Task to carry out – Return every entry exactly.
########
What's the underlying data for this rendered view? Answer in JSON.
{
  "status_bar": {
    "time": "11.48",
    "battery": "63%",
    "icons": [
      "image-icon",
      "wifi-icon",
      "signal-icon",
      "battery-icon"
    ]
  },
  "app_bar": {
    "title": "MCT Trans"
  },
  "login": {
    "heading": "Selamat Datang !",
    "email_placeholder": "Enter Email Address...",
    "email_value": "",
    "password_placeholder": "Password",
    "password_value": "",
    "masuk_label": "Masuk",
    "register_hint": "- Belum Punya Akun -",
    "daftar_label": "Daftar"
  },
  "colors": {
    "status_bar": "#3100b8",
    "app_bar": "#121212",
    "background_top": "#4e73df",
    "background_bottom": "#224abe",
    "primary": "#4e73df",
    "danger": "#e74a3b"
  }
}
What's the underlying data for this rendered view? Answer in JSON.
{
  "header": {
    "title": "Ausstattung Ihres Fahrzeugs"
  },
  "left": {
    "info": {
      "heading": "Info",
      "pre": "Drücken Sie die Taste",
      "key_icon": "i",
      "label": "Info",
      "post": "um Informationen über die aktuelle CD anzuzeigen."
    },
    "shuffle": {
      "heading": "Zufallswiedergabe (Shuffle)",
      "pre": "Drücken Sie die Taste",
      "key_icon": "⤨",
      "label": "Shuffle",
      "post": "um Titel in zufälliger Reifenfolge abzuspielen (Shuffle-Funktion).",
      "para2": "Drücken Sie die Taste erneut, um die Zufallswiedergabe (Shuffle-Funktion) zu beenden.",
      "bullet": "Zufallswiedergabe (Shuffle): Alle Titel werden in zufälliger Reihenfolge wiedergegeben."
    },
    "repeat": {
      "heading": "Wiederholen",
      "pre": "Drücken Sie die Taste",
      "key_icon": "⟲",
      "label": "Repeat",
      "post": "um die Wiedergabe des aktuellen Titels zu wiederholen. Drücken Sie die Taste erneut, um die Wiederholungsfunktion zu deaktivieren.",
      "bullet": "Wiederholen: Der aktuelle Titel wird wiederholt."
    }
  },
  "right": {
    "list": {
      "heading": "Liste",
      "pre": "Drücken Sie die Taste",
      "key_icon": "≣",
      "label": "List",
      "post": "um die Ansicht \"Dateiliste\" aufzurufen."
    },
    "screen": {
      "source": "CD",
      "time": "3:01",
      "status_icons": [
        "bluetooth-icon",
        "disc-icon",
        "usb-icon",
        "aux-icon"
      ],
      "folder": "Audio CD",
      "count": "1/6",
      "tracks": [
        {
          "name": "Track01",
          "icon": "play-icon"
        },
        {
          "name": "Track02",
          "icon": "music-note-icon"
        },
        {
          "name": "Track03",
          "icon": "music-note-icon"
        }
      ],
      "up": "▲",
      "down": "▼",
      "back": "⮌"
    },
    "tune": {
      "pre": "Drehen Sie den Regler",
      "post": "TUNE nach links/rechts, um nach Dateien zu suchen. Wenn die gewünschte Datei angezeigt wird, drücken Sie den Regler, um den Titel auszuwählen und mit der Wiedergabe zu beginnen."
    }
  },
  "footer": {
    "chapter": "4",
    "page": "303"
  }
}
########
The answer –
What's the underlying data for this rendered view? Answer in JSON.
{
  "status_bar": {
    "time": "11.48",
    "battery": "63%",
    "icons": [
      "image-icon",
      "wifi-icon",
      "signal-icon",
      "battery-icon"
    ]
  },
  "app_bar": {
    "title": "MCT Trans"
  },
  "login": {
    "heading": "Selamat Datang !",
    "email_placeholder": "Enter Email Address...",
    "email_value": "",
    "password_placeholder": "Password",
    "password_value": "",
    "masuk_label": "Masuk",
    "register_hint": "- Belum Punya Akun -",
    "daftar_label": "Daftar"
  },
  "colors": {
    "status_bar": "#3100b8",
    "app_bar": "#121212",
    "background_top": "#4e73df",
    "background_bottom": "#224abe",
    "primary": "#4e73df",
    "danger": "#e74a3b"
  }
}
What's the underlying data for this rendered view? Answer in JSON.
{
  "header": {
    "title": "Ausstattung Ihres Fahrzeugs"
  },
  "left": {
    "info": {
      "heading": "Info",
      "pre": "Drücken Sie die Taste",
      "key_icon": "i",
      "label": "Info",
      "post": "um Informationen über die aktuelle CD anzuzeigen."
    },
    "shuffle": {
      "heading": "Zufallswiedergabe (Shuffle)",
      "pre": "Drücken Sie die Taste",
      "key_icon": "⤨",
      "label": "Shuffle",
      "post": "um Titel in zufälliger Reifenfolge abzuspielen (Shuffle-Funktion).",
      "para2": "Drücken Sie die Taste erneut, um die Zufallswiedergabe (Shuffle-Funktion) zu beenden.",
      "bullet": "Zufallswiedergabe (Shuffle): Alle Titel werden in zufälliger Reihenfolge wiedergegeben."
    },
    "repeat": {
      "heading": "Wiederholen",
      "pre": "Drücken Sie die Taste",
      "key_icon": "⟲",
      "label": "Repeat",
      "post": "um die Wiedergabe des aktuellen Titels zu wiederholen. Drücken Sie die Taste erneut, um die Wiederholungsfunktion zu deaktivieren.",
      "bullet": "Wiederholen: Der aktuelle Titel wird wiederholt."
    }
  },
  "right": {
    "list": {
      "heading": "Liste",
      "pre": "Drücken Sie die Taste",
      "key_icon": "≣",
      "label": "List",
      "post": "um die Ansicht \"Dateiliste\" aufzurufen."
    },
    "screen": {
      "source": "CD",
      "time": "3:01",
      "status_icons": [
        "bluetooth-icon",
        "disc-icon",
        "usb-icon",
        "aux-icon"
      ],
      "folder": "Audio CD",
      "count": "1/6",
      "tracks": [
        {
          "name": "Track01",
          "icon": "play-icon"
        },
        {
          "name": "Track02",
          "icon": "music-note-icon"
        },
        {
          "name": "Track03",
          "icon": "music-note-icon"
        }
      ],
      "up": "▲",
      "down": "▼",
      "back": "⮌"
    },
    "tune": {
      "pre": "Drehen Sie den Regler",
      "post": "TUNE nach links/rechts, um nach Dateien zu suchen. Wenn die gewünschte Datei angezeigt wird, drücken Sie den Regler, um den Titel auszuwählen und mit der Wiedergabe zu beginnen."
    }
  },
  "footer": {
    "chapter": "4",
    "page": "303"
  }
}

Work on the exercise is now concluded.